The Secretary General's Report of a High-level Panel on Global Sustainability, argues for a new approach to political economy. "We will bring the sustainable development paradigm from the margins to the mainstream of the global economic debate. Thus, both the cost of action and the cost of inaction will become transparent. Only then will the political process be able to summon both the arguments and the political will necessary to act for a sustainable future."
"For too long, economists, social activists and environmental scientists have talked past each other. ... The time has come to unify the disciplines to develop a common language for sustainable development." The document argues for economists to price environmental externalities instead of ignoring them. A similar approach is called for regarding social exclusion. The effect of the recommendations is to force the market to recognise what economist call "real prices". This is a political challenge, not an economic challenge. Existing producers everywhere will stand strongly against such a proposal. National governments have to find the strength to stand against that pressure. This is one of the eight transitions Gus Speth is calling for too.
If we can create "real prices", economic theory tells us that the market will protect the environment, ensure the use of appropriate technology, create full employment, and reduce consumption to sustainable levels. The development of "right prices" requires a little experimenting but that need not be a big problem. The wrong price for "externalities" is zero. Any non-zero price is an improvement. As prices approach "real prices" both producer and consumer behaviour will change in a desirable direction.
Each of us is responsible for our own deschooling. We have to learn to understand some very complex things, many of which are new to us. In particular we have to appreciate that some of the things we currently believe, things taught to us by our parents, teachers and other people we trust, are likely to be wrong given our new knowledge.
I've spent part of today (Sunday) at an Occupy Christchurch University. The "university" ran continuously for some 10 hours. I listened to people who put forward many arguments that simply don't stand up to the test of recent history. Christchurch as you may know has a long history of Marxist thinking. That understanding is widely supported, but in my view it's a completely barren field. A class based analysis of society doesn't help us solve the very real current problems we face. Alvin Toffler argues that our elites are trapped in the past. It's not helpful if the rest of us make the same mistake.
Whatever the truth about our situation is, each of us only has our own understanding of it. The test for us is to engage in the discussion and to shift our view as our knowledge grows. To give those in the park some credit, many different views were heard and treated with respect.
The Value of Engagement
The Secretary General's Report of a High-level Panel on Global Sustainability, claims that city councils and community groups have a vital role to play in sustainability. There needs to be a huge shift in public knowledge and attitudes, if the programme is to be enacted. What happens on the ground depends on the quality of public discussion, engagement and willingness to accept major changes in our lifestyles.
Former Czech President, the late Václav Havel said; "The only option is a change in the sphere of the spirit, in the sphere of human conscience.

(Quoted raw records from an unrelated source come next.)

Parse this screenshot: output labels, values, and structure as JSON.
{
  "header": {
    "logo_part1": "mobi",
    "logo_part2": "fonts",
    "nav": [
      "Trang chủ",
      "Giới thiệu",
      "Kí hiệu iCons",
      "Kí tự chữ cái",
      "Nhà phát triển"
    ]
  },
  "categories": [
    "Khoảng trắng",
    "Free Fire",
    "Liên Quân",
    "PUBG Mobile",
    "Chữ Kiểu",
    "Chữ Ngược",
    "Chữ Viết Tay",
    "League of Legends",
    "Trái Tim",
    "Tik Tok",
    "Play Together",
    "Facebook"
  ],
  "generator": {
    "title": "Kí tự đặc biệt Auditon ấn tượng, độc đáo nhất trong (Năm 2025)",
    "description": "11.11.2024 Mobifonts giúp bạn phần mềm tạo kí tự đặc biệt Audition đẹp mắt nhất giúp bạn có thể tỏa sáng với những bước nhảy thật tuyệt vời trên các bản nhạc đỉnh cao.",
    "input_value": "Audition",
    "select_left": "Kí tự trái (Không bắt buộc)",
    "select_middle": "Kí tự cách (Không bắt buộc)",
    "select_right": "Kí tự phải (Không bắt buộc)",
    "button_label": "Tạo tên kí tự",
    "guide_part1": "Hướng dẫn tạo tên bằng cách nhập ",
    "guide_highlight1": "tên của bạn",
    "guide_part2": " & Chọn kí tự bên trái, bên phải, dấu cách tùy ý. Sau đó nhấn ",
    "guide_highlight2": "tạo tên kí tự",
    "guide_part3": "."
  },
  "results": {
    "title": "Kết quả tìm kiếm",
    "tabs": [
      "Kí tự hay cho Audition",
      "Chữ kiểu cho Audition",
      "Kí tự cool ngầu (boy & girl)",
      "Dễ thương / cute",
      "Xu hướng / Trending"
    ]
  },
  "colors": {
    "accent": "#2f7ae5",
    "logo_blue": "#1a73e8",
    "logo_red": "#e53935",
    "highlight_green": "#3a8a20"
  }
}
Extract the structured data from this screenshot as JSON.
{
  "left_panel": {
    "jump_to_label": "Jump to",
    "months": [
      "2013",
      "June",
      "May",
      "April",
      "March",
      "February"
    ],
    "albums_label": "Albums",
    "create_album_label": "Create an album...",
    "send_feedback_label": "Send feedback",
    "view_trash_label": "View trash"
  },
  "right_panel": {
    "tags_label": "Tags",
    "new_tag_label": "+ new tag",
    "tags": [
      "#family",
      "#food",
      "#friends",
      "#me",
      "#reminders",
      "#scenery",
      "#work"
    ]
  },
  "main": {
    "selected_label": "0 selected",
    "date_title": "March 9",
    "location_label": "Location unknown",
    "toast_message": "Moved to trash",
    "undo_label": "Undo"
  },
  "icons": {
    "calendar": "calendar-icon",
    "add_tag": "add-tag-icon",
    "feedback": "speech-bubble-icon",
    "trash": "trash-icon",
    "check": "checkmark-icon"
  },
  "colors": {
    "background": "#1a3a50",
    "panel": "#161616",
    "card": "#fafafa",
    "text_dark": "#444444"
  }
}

It's not enough to have new machines, new regulations and new institutions. We must develop a new understanding of the true purpose for our existence on this Earth. Only by making such a fundamental shift will we be able to create new models of behaviour and a new set of values for the planet."